Upgraders not welcome
Posted by mhudema on June 18, 2008
Oil sands upgrader processing strategy under fire
CALGARY — A report cautioning against the construction of more upgraders in Alberta is reopening the question of how best to process Alberta’s hard-to-handle bitumen once it’s extracted from the oil sands.
Crude from Alberta’s oil sands is too heavy for most refineries to process, and can’t travel down a pipeline without being diluted with a lighter petroleum product. Alberta argues the best way to get the bitumen to market is by processing it in an upgrader – a vast industrial complex that removes the heavier parts – allowing output to be received by more refineries and ensuring that valuable processing work stays in the province.
However, the study, released yesterday by the environmental group, Pembina Institute, questions the pace of development near Edmonton, where nine upgraders – representing billions of dollars of investment – are expected to start up between 2015 and 2020. The report says the facilities combined will consume 10 times as much water as Edmonton, and calls for a pause in granting approvals to new projects.
“The Alberta government has the opportunity to avoid environmental and social problems now being experienced in the Fort McMurray area,” said Mary Griffiths, the lead author of the report. “Through pro-active planning, those mistakes can be avoided.”

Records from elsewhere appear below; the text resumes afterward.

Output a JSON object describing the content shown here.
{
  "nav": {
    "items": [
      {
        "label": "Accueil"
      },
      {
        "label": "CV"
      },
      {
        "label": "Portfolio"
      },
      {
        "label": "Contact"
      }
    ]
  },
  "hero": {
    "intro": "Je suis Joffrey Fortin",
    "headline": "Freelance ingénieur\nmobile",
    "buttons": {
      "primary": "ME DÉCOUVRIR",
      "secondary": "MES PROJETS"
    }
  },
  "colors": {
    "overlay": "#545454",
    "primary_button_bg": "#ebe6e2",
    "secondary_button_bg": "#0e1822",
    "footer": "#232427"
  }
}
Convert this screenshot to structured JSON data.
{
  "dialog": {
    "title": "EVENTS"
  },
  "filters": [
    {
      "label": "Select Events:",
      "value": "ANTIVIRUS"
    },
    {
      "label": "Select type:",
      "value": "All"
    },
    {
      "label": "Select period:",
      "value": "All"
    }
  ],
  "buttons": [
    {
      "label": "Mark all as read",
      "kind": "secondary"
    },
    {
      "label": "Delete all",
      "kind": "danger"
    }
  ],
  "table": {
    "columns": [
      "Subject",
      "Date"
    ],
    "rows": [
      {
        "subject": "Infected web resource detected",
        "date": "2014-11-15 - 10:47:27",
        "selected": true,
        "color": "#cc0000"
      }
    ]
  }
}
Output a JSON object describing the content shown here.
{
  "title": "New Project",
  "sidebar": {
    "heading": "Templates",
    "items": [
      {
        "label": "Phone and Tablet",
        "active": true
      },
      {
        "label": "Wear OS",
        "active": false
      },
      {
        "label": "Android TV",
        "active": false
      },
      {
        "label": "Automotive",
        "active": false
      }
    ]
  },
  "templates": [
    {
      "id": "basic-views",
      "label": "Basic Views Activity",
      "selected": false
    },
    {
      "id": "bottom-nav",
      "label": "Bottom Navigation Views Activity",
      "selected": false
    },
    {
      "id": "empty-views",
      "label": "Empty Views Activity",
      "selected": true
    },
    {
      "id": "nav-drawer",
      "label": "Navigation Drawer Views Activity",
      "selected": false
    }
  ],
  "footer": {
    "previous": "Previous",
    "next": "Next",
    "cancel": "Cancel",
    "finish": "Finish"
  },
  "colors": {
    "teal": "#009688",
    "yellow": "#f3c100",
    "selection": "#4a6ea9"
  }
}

Instead of building upgraders, companies can add diluent to their bitumen so it can run down a pipeline to a refinery. Refiners in the U.S., especially on the Gulf Coast, are keen to obtain more Canadian supplies, but this would take processing out of Alberta.
Alberta Energy rejected Pembina’s call for a pause. Spokesman Jason Chance said any delay would damage business confidence in Alberta, resulting in fewer upgraders being built in the province. “We feel we can strike the right balance between protecting the environment while retaining Alberta’s economic advantage.”
There’s a deep split among oil sands producers over whether to upgrade or not. Companies such as Canadian Natural Resources Ltd., Royal Dutch Shell PLC, Petro-Canada and Suncor Energy Inc. are all building or plan to build new oil sands developments that contain upgraders, despite the vast expense involved.
Others, including EnCana Corp. and Husky Energy Inc., have struck deals with refiners in the U.S. to adapt plants to take more heavy crude.